For each line in the material below that holds "subtitle", copy that line.

| ENTRIES SHOWN |
== Segment start ==
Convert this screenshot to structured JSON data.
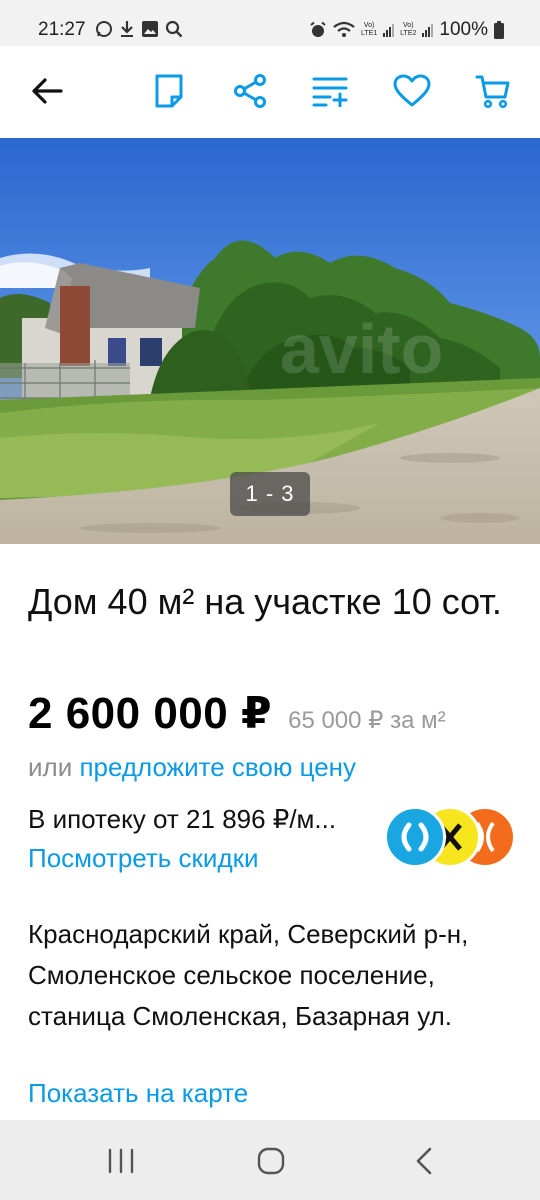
{
  "status_bar": {
    "time": "21:27",
    "battery": "100%",
    "lte1": "LTE1",
    "lte2": "LTE2",
    "volte": "Vo)",
    "icons": [
      "whatsapp-icon",
      "download-icon",
      "gallery-icon",
      "search-icon",
      "alarm-icon",
      "wifi-icon",
      "signal-icon",
      "battery-icon"
    ]
  },
  "app_bar": {
    "icons": [
      "back-arrow-icon",
      "note-icon",
      "share-icon",
      "compare-icon",
      "heart-icon",
      "cart-icon"
    ],
    "accent": "#0a9ae6"
  },
  "gallery": {
    "counter": "1 - 3"
  },
  "listing": {
    "title": "Дом 40 м² на участке 10 сот.",
    "price": "2 600 000 ₽",
    "price_per_m2": "65 000 ₽ за м²",
    "offer_prefix": "или",
    "offer_link": "предложите свою цену",
    "mortgage": "В ипотеку от 21 896 ₽/м...",
    "discounts_link": "Посмотреть скидки",
    "bank_colors": [
      "#1aa6e0",
      "#f7e51d",
      "#f26c1c"
    ],
    "address": "Краснодарский край, Северский р-н, Смоленское сельское поселение, станица Смоленская, Базарная ул.",
    "map_link": "Показать на карте"
  },
  "nav_bar": {
    "icons": [
      "recent-apps-icon",
      "home-icon",
      "back-icon"
    ]
  }
}
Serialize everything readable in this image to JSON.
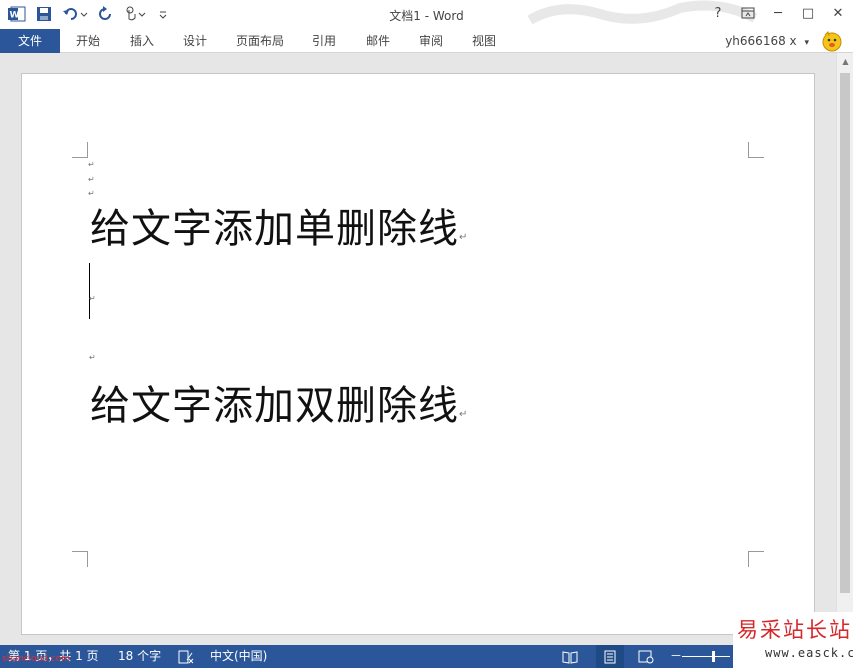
{
  "window": {
    "title": "文档1 - Word",
    "controls": {
      "help": "?",
      "minimize": "─",
      "restore": "□",
      "close": "✕"
    }
  },
  "ribbon": {
    "tabs": [
      "文件",
      "开始",
      "插入",
      "设计",
      "页面布局",
      "引用",
      "邮件",
      "审阅",
      "视图"
    ],
    "user": "yh666168 x",
    "user_dropdown": "▾"
  },
  "document": {
    "lines": [
      "给文字添加单删除线",
      "给文字添加双删除线"
    ],
    "paragraph_mark": "↵"
  },
  "statusbar": {
    "page": "第 1 页，共 1 页",
    "words": "18 个字",
    "language": "中文(中国)",
    "zoom_minus": "－"
  },
  "watermark": {
    "left_text": "shancloud.com",
    "right_title": "易采站长站",
    "right_url": "www.easck.com"
  },
  "colors": {
    "accent": "#2b579a",
    "watermark_red": "#d6282b"
  }
}
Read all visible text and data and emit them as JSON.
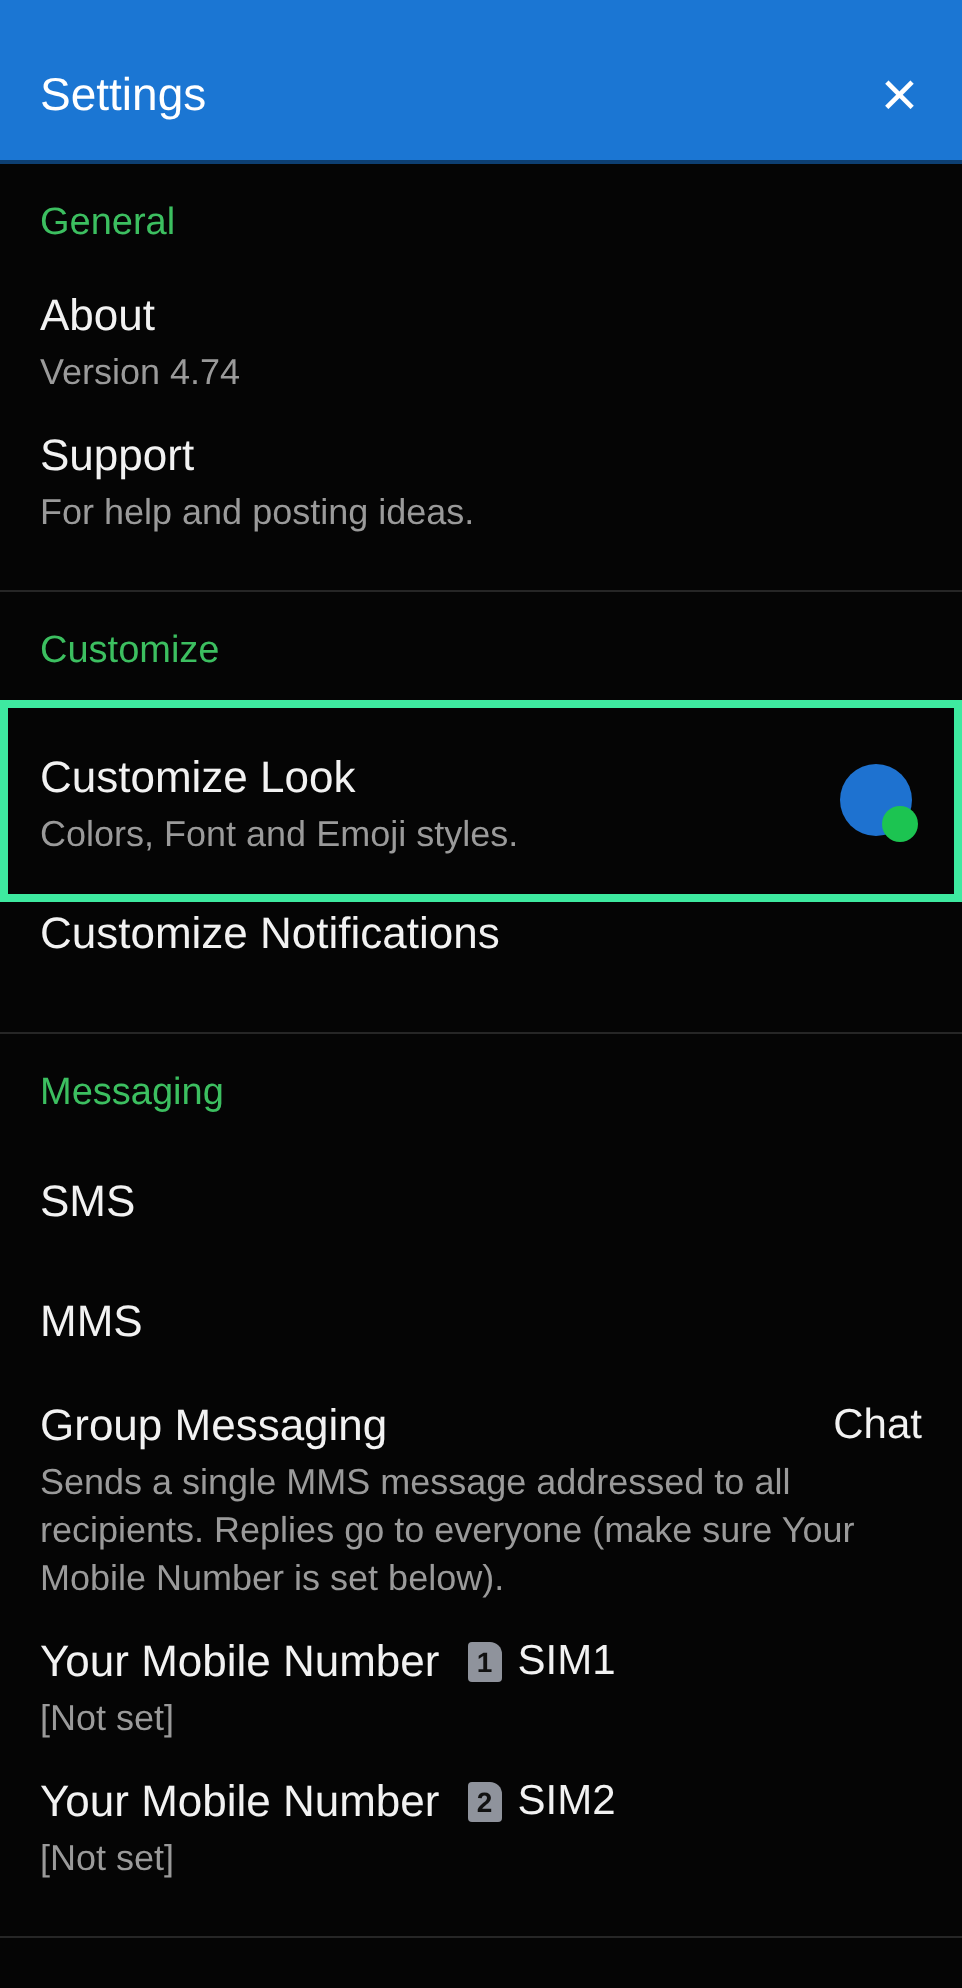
{
  "app_bar": {
    "title": "Settings",
    "close_icon": "×"
  },
  "sections": [
    {
      "title": "General",
      "items": [
        {
          "kind": "plain",
          "title": "About",
          "subtitle": "Version 4.74",
          "highlighted": false
        },
        {
          "kind": "plain",
          "title": "Support",
          "subtitle": "For help and posting ideas.",
          "highlighted": false
        }
      ]
    },
    {
      "title": "Customize",
      "items": [
        {
          "kind": "theme",
          "title": "Customize Look",
          "subtitle": "Colors, Font and Emoji styles.",
          "highlighted": true
        },
        {
          "kind": "plain",
          "title": "Customize Notifications",
          "highlighted": false
        }
      ]
    },
    {
      "title": "Messaging",
      "items": [
        {
          "kind": "plain",
          "title": "SMS",
          "highlighted": false
        },
        {
          "kind": "plain",
          "title": "MMS",
          "highlighted": false
        },
        {
          "kind": "value",
          "title": "Group Messaging",
          "value": "Chat",
          "subtitle": "Sends a single MMS message addressed to all recipients. Replies go to everyone (make sure Your Mobile Number is set below).",
          "highlighted": false
        },
        {
          "kind": "sim",
          "title": "Your Mobile Number",
          "sim_number": "1",
          "value": "SIM1",
          "subtitle": "[Not set]",
          "highlighted": false
        },
        {
          "kind": "sim",
          "title": "Your Mobile Number",
          "sim_number": "2",
          "value": "SIM2",
          "subtitle": "[Not set]",
          "highlighted": false
        }
      ]
    }
  ]
}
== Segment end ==
| YOUR RESPONSE |
          "subtitle": "Version 4.74",
          "subtitle": "For help and posting ideas.",
          "subtitle": "Colors, Font and Emoji styles.",
          "subtitle": "Sends a single MMS message addressed to all recipients. Replies go to everyone (make sure Your Mobile Number is set below).",
          "subtitle": "[Not set]",
          "subtitle": "[Not set]",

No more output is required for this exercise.